George Stamper, a credit analyst with Micro-Encapsulators Corp. (MEC), needed to respond to an urgent e-mail request from the southeast sales office. The local sales manager reported that she had an opportunity to clinch an order from Miami Spice (MS) for 50 encapsulators at $10,000 each. She added that she was particularly keen to secure this order since MS was likely to have a continuing need for 50 encapsulators a year and could therefore prove a very valuable customer.
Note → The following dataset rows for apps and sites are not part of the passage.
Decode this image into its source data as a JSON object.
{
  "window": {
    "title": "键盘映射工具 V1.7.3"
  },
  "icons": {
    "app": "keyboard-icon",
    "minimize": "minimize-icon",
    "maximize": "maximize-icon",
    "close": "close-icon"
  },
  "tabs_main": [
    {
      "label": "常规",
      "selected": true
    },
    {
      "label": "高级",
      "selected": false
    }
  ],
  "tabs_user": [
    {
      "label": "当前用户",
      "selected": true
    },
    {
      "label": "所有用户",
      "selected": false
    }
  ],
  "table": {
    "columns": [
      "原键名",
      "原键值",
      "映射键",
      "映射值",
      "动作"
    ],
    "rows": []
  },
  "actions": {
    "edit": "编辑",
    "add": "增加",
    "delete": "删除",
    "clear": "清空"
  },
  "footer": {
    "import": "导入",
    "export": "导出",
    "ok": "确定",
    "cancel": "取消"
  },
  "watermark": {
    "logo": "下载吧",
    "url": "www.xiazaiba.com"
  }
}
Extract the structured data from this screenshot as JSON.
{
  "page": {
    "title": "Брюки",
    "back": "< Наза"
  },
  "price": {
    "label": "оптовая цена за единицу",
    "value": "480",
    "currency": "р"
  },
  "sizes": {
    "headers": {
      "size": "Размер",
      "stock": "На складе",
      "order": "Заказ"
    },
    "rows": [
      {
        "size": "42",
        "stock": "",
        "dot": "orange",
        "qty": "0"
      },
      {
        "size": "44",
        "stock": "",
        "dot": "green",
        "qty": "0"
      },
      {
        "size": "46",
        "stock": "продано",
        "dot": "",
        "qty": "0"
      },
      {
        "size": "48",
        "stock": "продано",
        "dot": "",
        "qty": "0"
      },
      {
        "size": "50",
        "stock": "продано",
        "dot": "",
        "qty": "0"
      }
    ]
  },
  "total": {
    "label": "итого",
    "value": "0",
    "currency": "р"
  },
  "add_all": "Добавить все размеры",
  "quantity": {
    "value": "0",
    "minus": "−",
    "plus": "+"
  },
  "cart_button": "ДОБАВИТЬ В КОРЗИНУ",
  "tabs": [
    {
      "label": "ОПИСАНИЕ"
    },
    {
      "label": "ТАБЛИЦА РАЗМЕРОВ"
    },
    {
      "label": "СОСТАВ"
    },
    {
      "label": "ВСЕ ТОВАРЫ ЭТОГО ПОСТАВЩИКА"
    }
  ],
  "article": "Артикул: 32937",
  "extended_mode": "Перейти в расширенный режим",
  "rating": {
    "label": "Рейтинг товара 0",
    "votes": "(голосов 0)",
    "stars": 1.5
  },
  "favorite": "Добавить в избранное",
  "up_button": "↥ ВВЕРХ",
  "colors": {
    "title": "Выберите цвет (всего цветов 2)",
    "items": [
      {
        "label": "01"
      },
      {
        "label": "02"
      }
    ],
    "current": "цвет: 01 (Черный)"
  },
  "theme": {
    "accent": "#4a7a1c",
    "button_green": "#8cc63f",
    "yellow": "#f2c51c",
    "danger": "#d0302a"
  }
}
However, orders of this size to a new customer generally required head office agreement, and it was therefore George’s responsibility to make a rapid assessment of MS’s creditworthiness and to approve or disapprove the sale.
Mr. Stamper knew that MS was a medium-sized company with a patchy earnings record. After growing rapidly in the 1980s, MS had encountered strong competition in its principal markets and earnings had fallen sharply. Mr. Stamper was not sure exactly to what extent this was a bad omen. New management had been brought in to cut costs, and there were some indications that the worst was over for the company. Investors appeared to agree with this assessment, for the stock price had risen to $5.80 from its low of $4.25 the previous year. Mr. Stamper had in front of him MS’s latest financial statements, which are summarized in Table 20.4. He rapidly calculated a few key financial ratios and the company’s Z score.
Table 20.4 shows in the attached files as pictures.
Mr. Stamper also made a number of other checks on MS. The company had a small issue of bonds outstanding, which were rated B by Moody’s. Inquiries through MEC’s bank indicated that MS had unused lines of credit totaling $5 million but had entered into discussions with its bank for a renewal of a $15 million bank loan that was due to be repaid at the end of the year. Telephone calls to MS’s other suppliers suggested that the company had recently been 30 days late in paying its bills.
Mr. Stamper also needed to take into account the profit that the company could make on MS’s order. Encapsulators were sold on standard terms of 2/30, net 60. So if MS paid promptly, MEC would receive additional revenues of 50 × $9,800 = $490,000. However, given MS’s cash position, it was more than likely that it would forgo the cash discount and would not pay until sometime after the 60 days. Since interest rates were about 8%, any such delays in payment could reduce the present value to MEC of the revenues. Mr. Stamper also recognized that there were production and transportation costs in filling MS’s order. These worked out at $475,000, or $9,500 a unit. Corporate profits were taxed at 35%.
What can you say about Miami Spice’s creditworthiness?
What is the break-even probability of default? How is it affected by the delay before MS pays its bills?
How should George Stamper’s decision be affected by the possibility of repeat orders?